Student questioned earlier about gun
DALLAS — Lubbock police officers questioned a Texas Tech University student about a stolen gun hours before he fatally shot a campus police officer, authorities said Thursday.
Hollis Daniels III was driving a car that matched the description of one driven by a person suspected of stealing a gun Sunday evening from a Lubbock home, city Police Chief Greg Stevens said at a news conference. He said Daniels, 19, apparently threatened someone at the home, but he declined to say whether Daniels is suspected of stealing that gun.
The officers who stopped Daniels’ car later let him drive off because they didn’t have probable cause or Daniels’ permission to search his car, Stevens said.
“Ultimately, it would have been unconstitutional for the officers to search the vehicle,” he said.
On Monday night, campus police officer Floyd East Jr. went to check on Daniels because there had been reports of a man acting erratically who may be armed. While there, he found drugs and drug paraphernalia, and he arrested Daniels for possession and took him to the station, authorities said.
Stevens said Daniels was searched, but he declined to say whether it was before or after he and East left for the station.
“He was searched during his time in custody but unfortunately he was able to gain access to a weapon,” Stevens said.
While East was booking Daniels, who wasn’t handcuffed, Daniels pulled a gun and shot him before fleeing. He was captured within two hours and faces a charge of capital murder of a peace officer. He’s being held with bail set at $5 million. Court records don’t indicate whether Daniels has an attorney, and his family in Seguin, near San Antonio, hasn’t replied to phone messages seeking comment.
In addition to the state murder charge, Daniels was charged Wednesday with a federal count of possession of a stolen firearm.

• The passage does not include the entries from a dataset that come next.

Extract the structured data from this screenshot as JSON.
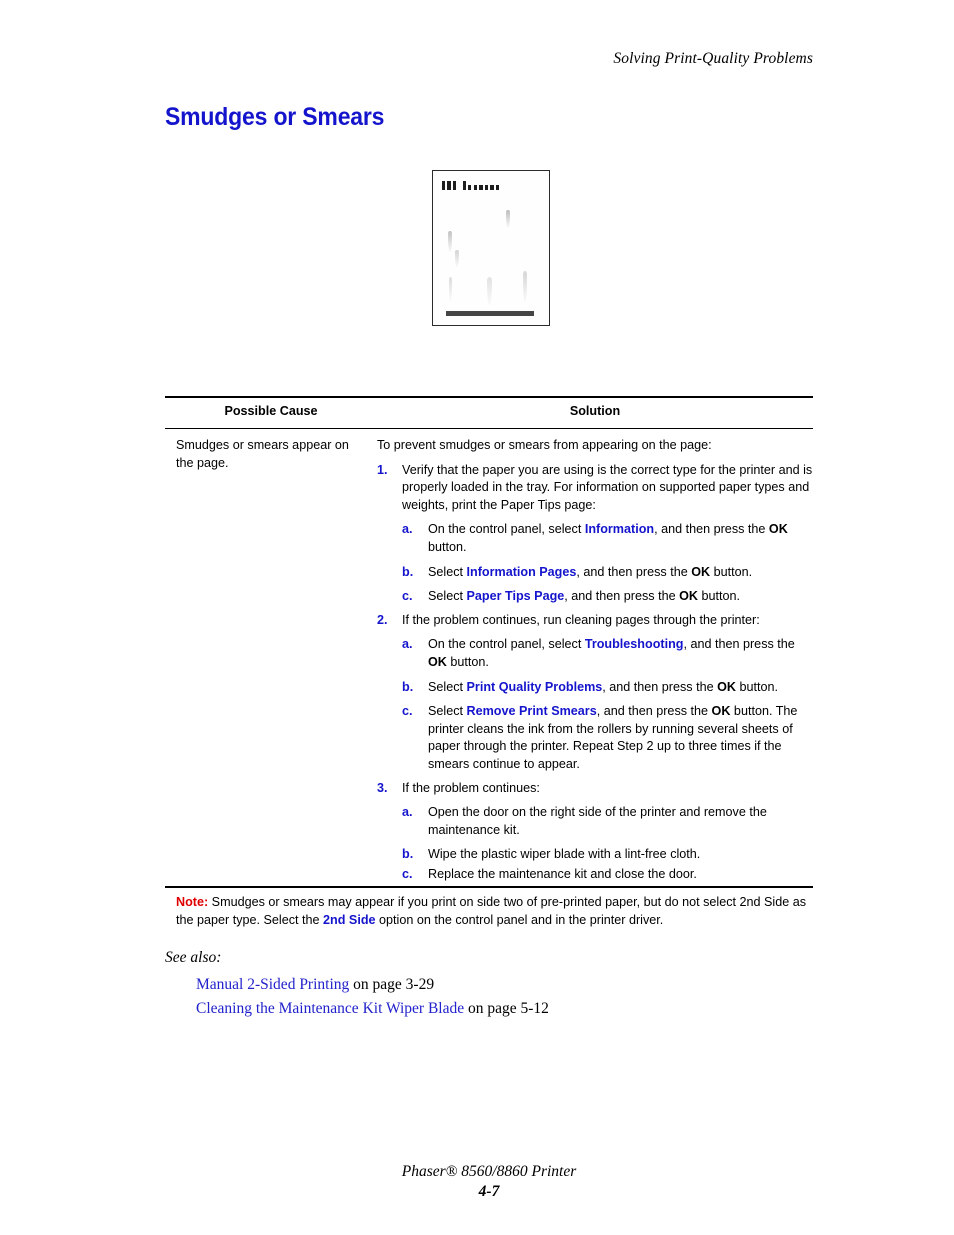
{
  "running_head": "Solving Print-Quality Problems",
  "section_title": "Smudges or Smears",
  "illustration": {
    "name": "smudged-printed-page-illustration",
    "description": "Printed page showing vertical ink smears"
  },
  "table": {
    "headers": {
      "cause": "Possible Cause",
      "solution": "Solution"
    },
    "cause": "Smudges or smears appear on the page.",
    "solution_intro": "To prevent smudges or smears from appearing on the page:",
    "steps": [
      {
        "marker": "1.",
        "text": "Verify that the paper you are using is the correct type for the printer and is properly loaded in the tray. For information on supported paper types and weights, print the Paper Tips page:",
        "substeps": [
          {
            "marker": "a.",
            "parts": [
              {
                "text": "On the control panel, select ",
                "style": "normal"
              },
              {
                "text": "Information",
                "style": "ui-term"
              },
              {
                "text": ", and then press the ",
                "style": "normal"
              },
              {
                "text": "OK",
                "style": "key"
              },
              {
                "text": " button.",
                "style": "normal"
              }
            ]
          },
          {
            "marker": "b.",
            "parts": [
              {
                "text": "Select ",
                "style": "normal"
              },
              {
                "text": "Information Pages",
                "style": "ui-term"
              },
              {
                "text": ", and then press the ",
                "style": "normal"
              },
              {
                "text": "OK",
                "style": "key"
              },
              {
                "text": " button.",
                "style": "normal"
              }
            ]
          },
          {
            "marker": "c.",
            "parts": [
              {
                "text": "Select ",
                "style": "normal"
              },
              {
                "text": "Paper Tips Page",
                "style": "ui-term"
              },
              {
                "text": ", and then press the ",
                "style": "normal"
              },
              {
                "text": "OK",
                "style": "key"
              },
              {
                "text": " button.",
                "style": "normal"
              }
            ]
          }
        ]
      },
      {
        "marker": "2.",
        "text": "If the problem continues, run cleaning pages through the printer:",
        "substeps": [
          {
            "marker": "a.",
            "parts": [
              {
                "text": "On the control panel, select ",
                "style": "normal"
              },
              {
                "text": "Troubleshooting",
                "style": "ui-term"
              },
              {
                "text": ", and then press the ",
                "style": "normal"
              },
              {
                "text": "OK",
                "style": "key"
              },
              {
                "text": " button.",
                "style": "normal"
              }
            ]
          },
          {
            "marker": "b.",
            "parts": [
              {
                "text": "Select ",
                "style": "normal"
              },
              {
                "text": "Print Quality Problems",
                "style": "ui-term"
              },
              {
                "text": ", and then press the ",
                "style": "normal"
              },
              {
                "text": "OK",
                "style": "key"
              },
              {
                "text": " button.",
                "style": "normal"
              }
            ]
          },
          {
            "marker": "c.",
            "parts": [
              {
                "text": "Select ",
                "style": "normal"
              },
              {
                "text": "Remove Print Smears",
                "style": "ui-term"
              },
              {
                "text": ", and then press the ",
                "style": "normal"
              },
              {
                "text": "OK",
                "style": "key"
              },
              {
                "text": " button. The printer cleans the ink from the rollers by running several sheets of paper through the printer. Repeat Step 2 up to three times if the smears continue to appear.",
                "style": "normal"
              }
            ]
          }
        ]
      },
      {
        "marker": "3.",
        "text": "If the problem continues:",
        "substeps": [
          {
            "marker": "a.",
            "parts": [
              {
                "text": "Open the door on the right side of the printer and remove the maintenance kit.",
                "style": "normal"
              }
            ]
          },
          {
            "marker": "b.",
            "tight": true,
            "parts": [
              {
                "text": "Wipe the plastic wiper blade with a lint-free cloth.",
                "style": "normal"
              }
            ]
          },
          {
            "marker": "c.",
            "parts": [
              {
                "text": "Replace the maintenance kit and close the door.",
                "style": "normal"
              }
            ]
          }
        ]
      }
    ]
  },
  "note": {
    "label": "Note:",
    "parts": [
      {
        "text": " Smudges or smears may appear if you print on side two of pre-printed paper, but do not select 2nd Side as the paper type. Select the ",
        "style": "normal"
      },
      {
        "text": "2nd Side",
        "style": "ui-term"
      },
      {
        "text": " option on the control panel and in the printer driver.",
        "style": "normal"
      }
    ]
  },
  "see_also": {
    "label": "See also:",
    "links": [
      {
        "title": "Manual 2-Sided Printing",
        "page_text": " on page 3-29"
      },
      {
        "title": "Cleaning the Maintenance Kit Wiper Blade",
        "page_text": " on page 5-12"
      }
    ]
  },
  "footer": {
    "product": "Phaser® 8560/8860 Printer",
    "folio": "4-7"
  },
  "colors": {
    "link_blue": "#1414cd",
    "xref_blue": "#2222cc",
    "note_red": "#e00000",
    "rule_black": "#000000"
  }
}
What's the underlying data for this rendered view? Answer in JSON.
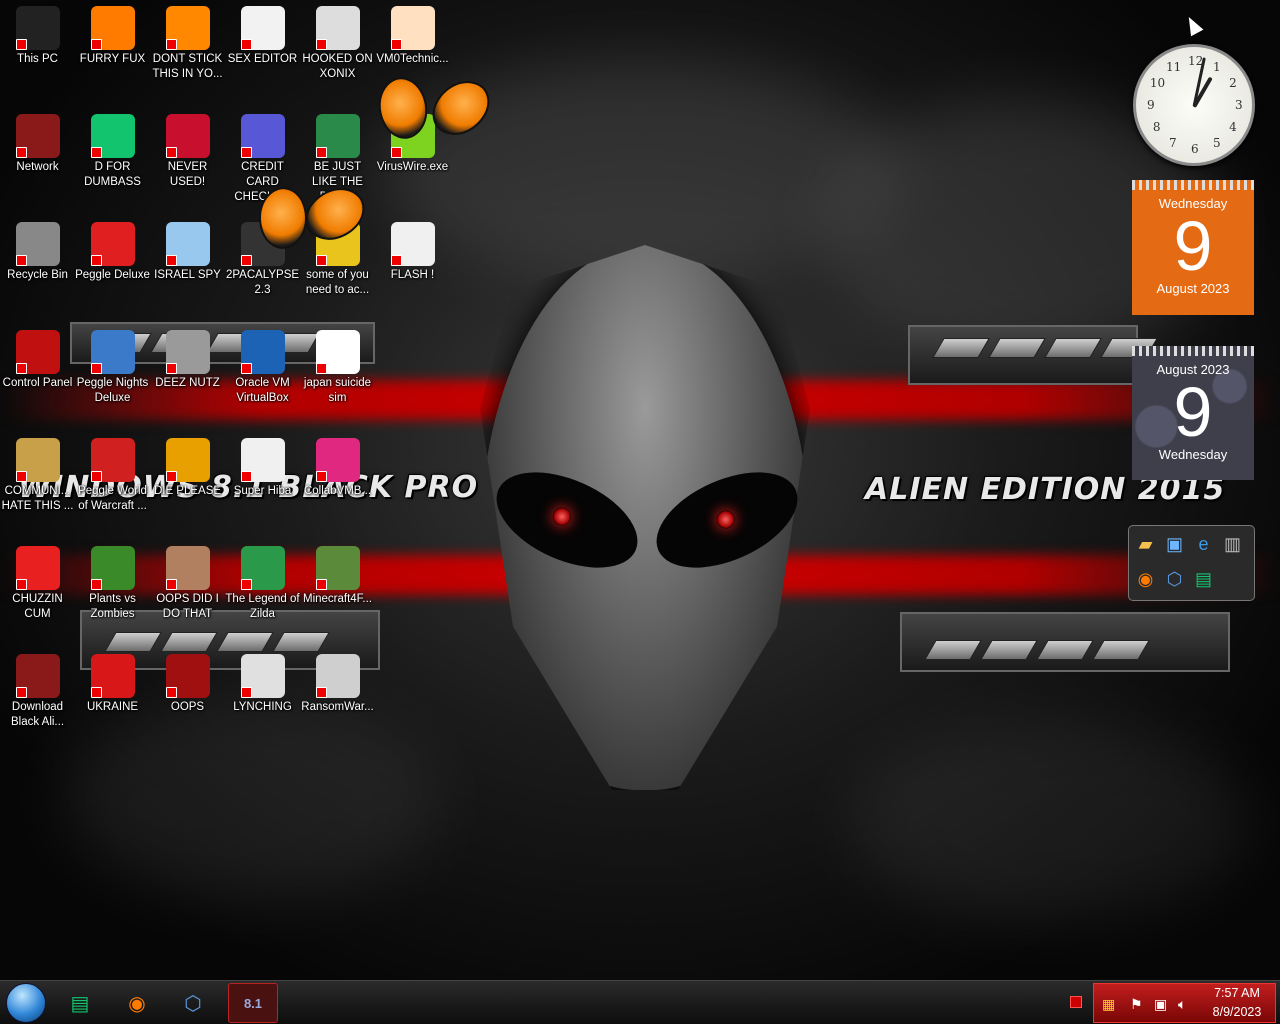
{
  "wallpaper": {
    "banner_left": "WINDOWS 8.1 BLACK PRO",
    "banner_right": "ALIEN EDITION 2015"
  },
  "desktop_icons": [
    {
      "label": "This PC",
      "icon": "computer-icon",
      "color": "#222"
    },
    {
      "label": "FURRY FUX",
      "icon": "firefox-icon",
      "color": "#ff7b00"
    },
    {
      "label": "DONT STICK THIS IN YO...",
      "icon": "vlc-cone-icon",
      "color": "#ff8800"
    },
    {
      "label": "SEX EDITOR",
      "icon": "hex-editor-icon",
      "color": "#f2f2f2"
    },
    {
      "label": "HOOKED ON XONIX",
      "icon": "xonix-game-icon",
      "color": "#dddddd"
    },
    {
      "label": "VM0Technic...",
      "icon": "doctor-icon",
      "color": "#ffe0c0"
    },
    {
      "label": "Network",
      "icon": "alien-network-icon",
      "color": "#8a1a1a"
    },
    {
      "label": "D FOR DUMBASS",
      "icon": "chat-app-icon",
      "color": "#12c46d"
    },
    {
      "label": "NEVER USED!",
      "icon": "dev-cpp-icon",
      "color": "#c8102e"
    },
    {
      "label": "CREDIT CARD CHECKER",
      "icon": "credit-card-icon",
      "color": "#5858d6"
    },
    {
      "label": "BE JUST LIKE THE DUDE!",
      "icon": "santa-game-icon",
      "color": "#2a8a4a"
    },
    {
      "label": "VirusWire.exe",
      "icon": "limewire-icon",
      "color": "#7ed321"
    },
    {
      "label": "Recycle Bin",
      "icon": "recycle-bin-icon",
      "color": "#888"
    },
    {
      "label": "Peggle Deluxe",
      "icon": "peggle-icon",
      "color": "#e02020"
    },
    {
      "label": "ISRAEL SPY",
      "icon": "network-spy-icon",
      "color": "#99c8ef"
    },
    {
      "label": "2PACALYPSE 2.3",
      "icon": "black-app-icon",
      "color": "#333"
    },
    {
      "label": "some of you need to ac...",
      "icon": "cartoon-dog-icon",
      "color": "#e8c41c"
    },
    {
      "label": "FLASH !",
      "icon": "flash-icon",
      "color": "#f0f0f0"
    },
    {
      "label": "Control Panel",
      "icon": "control-panel-icon",
      "color": "#c01010"
    },
    {
      "label": "Peggle Nights Deluxe",
      "icon": "peggle-nights-icon",
      "color": "#3a7ac8"
    },
    {
      "label": "DEEZ NUTZ",
      "icon": "stack-icon",
      "color": "#9a9a9a"
    },
    {
      "label": "Oracle VM VirtualBox",
      "icon": "virtualbox-icon",
      "color": "#1c62b5"
    },
    {
      "label": "japan suicide sim",
      "icon": "document-icon",
      "color": "#ffffff"
    },
    {
      "label": "COMMUNI... HATE THIS ...",
      "icon": "money-bag-icon",
      "color": "#c8a04a"
    },
    {
      "label": "Peggle World of Warcraft ...",
      "icon": "peggle-wow-icon",
      "color": "#d02020"
    },
    {
      "label": "DIE PLEASE",
      "icon": "de-app-icon",
      "color": "#e8a000"
    },
    {
      "label": "Super Hiba",
      "icon": "pixel-cat-icon",
      "color": "#f0f0f0"
    },
    {
      "label": "CollabVMB...",
      "icon": "collab-vm-icon",
      "color": "#e02880"
    },
    {
      "label": "CHUZZIN CUM",
      "icon": "chuzzle-icon",
      "color": "#e82020"
    },
    {
      "label": "Plants vs Zombies",
      "icon": "plant-icon",
      "color": "#3a8a2a"
    },
    {
      "label": "OOPS DID I DO THAT",
      "icon": "portrait-icon",
      "color": "#b08060"
    },
    {
      "label": "The Legend of Zilda",
      "icon": "zelda-icon",
      "color": "#2a9a4a"
    },
    {
      "label": "Minecraft4F...",
      "icon": "grass-block-icon",
      "color": "#5a8a3a"
    },
    {
      "label": "Download Black Ali...",
      "icon": "alien-download-icon",
      "color": "#8a1a1a"
    },
    {
      "label": "UKRAINE",
      "icon": "radiation-icon",
      "color": "#d81818"
    },
    {
      "label": "OOPS",
      "icon": "red-book-icon",
      "color": "#a01010"
    },
    {
      "label": "LYNCHING",
      "icon": "tree-network-icon",
      "color": "#e0e0e0"
    },
    {
      "label": "RansomWar...",
      "icon": "skull-icon",
      "color": "#cfcfcf"
    }
  ],
  "gadgets": {
    "calendar_orange": {
      "day_name": "Wednesday",
      "day_num": "9",
      "month_year": "August 2023"
    },
    "calendar_dark": {
      "month_year": "August 2023",
      "day_num": "9",
      "day_name": "Wednesday"
    },
    "clock_numerals": [
      "12",
      "1",
      "2",
      "3",
      "4",
      "5",
      "6",
      "7",
      "8",
      "9",
      "10",
      "11"
    ]
  },
  "taskbar": {
    "pinned": [
      {
        "name": "chat-app-icon",
        "glyph": "▤"
      },
      {
        "name": "firefox-icon",
        "glyph": "◉"
      },
      {
        "name": "virtualbox-icon",
        "glyph": "⬡"
      },
      {
        "name": "windows81-icon",
        "glyph": "8.1"
      }
    ],
    "tray_time": "7:57 AM",
    "tray_date": "8/9/2023"
  }
}
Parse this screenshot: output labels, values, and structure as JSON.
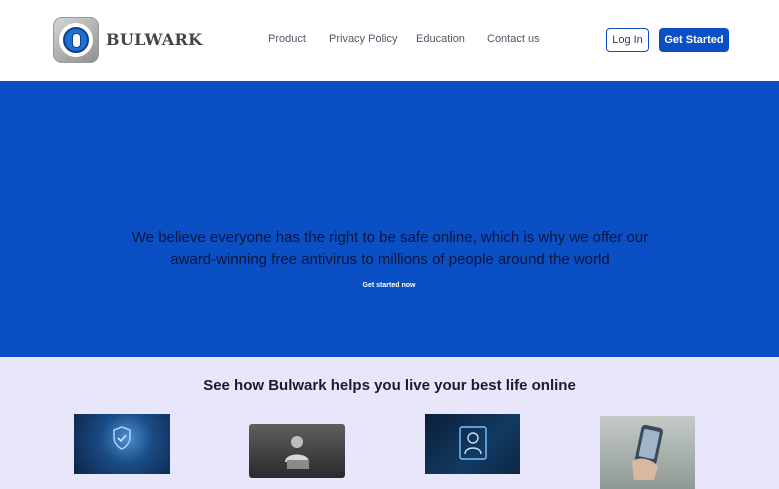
{
  "brand": {
    "name": "BULWARK",
    "logo_icon": "shield-keyhole-icon"
  },
  "nav": {
    "items": [
      {
        "label": "Product"
      },
      {
        "label": "Privacy Policy"
      },
      {
        "label": "Education"
      },
      {
        "label": "Contact us"
      }
    ]
  },
  "auth": {
    "login_label": "Log In",
    "get_started_label": "Get Started"
  },
  "hero": {
    "text": "We believe everyone has the right to be safe online, which is why we offer our award-winning free antivirus to millions of people around the world",
    "cta_label": "Get started now"
  },
  "section": {
    "title": "See how Bulwark helps you live your best life online",
    "images": [
      {
        "icon": "shield-hand-icon"
      },
      {
        "icon": "person-laptop-icon"
      },
      {
        "icon": "security-dashboard-icon"
      },
      {
        "icon": "phone-hand-icon"
      }
    ]
  },
  "colors": {
    "primary": "#0b4fc4",
    "header_bg": "#ffffff",
    "section_bg": "#e7e6fb",
    "hero_text": "#07173d"
  }
}
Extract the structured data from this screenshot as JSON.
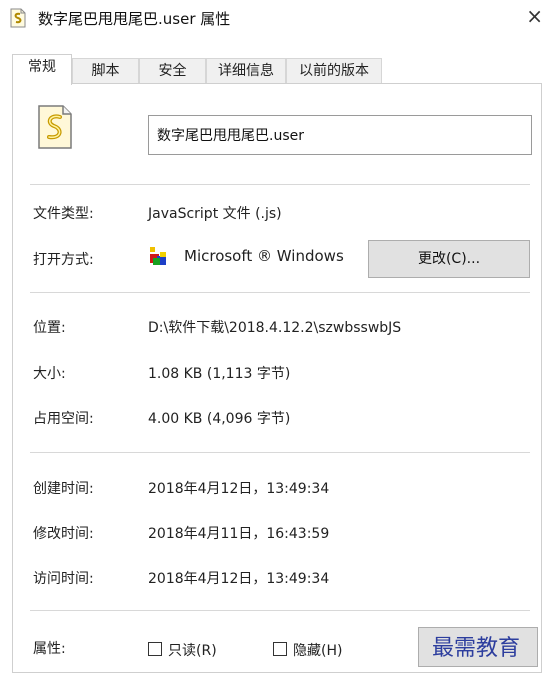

School officials said Thursday that they’ll conduct an external review of police procedures after Monday’s events in the hopes of improving safety and security at the campus.